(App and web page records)
--- START ---

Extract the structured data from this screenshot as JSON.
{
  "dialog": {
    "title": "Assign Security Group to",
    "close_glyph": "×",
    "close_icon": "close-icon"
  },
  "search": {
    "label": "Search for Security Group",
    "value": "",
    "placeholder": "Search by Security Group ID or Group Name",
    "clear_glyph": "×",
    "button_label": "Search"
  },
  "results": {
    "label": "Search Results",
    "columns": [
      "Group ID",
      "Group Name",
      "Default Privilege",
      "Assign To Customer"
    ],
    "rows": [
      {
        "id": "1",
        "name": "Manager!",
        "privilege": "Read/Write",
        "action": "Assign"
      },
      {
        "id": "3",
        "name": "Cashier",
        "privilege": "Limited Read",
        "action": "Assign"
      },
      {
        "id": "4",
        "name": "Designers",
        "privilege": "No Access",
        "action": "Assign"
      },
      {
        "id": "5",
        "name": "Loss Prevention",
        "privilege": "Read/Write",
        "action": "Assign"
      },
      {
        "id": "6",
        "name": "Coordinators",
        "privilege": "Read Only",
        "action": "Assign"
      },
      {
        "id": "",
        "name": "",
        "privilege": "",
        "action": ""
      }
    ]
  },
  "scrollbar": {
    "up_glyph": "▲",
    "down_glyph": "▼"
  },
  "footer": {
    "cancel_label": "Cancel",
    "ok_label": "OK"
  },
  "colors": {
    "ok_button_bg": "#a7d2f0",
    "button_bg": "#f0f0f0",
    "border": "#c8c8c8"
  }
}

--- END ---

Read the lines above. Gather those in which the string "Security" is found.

    "title": "Assign Security Group to",
    "label": "Search for Security Group",
    "placeholder": "Search by Security Group ID or Group Name",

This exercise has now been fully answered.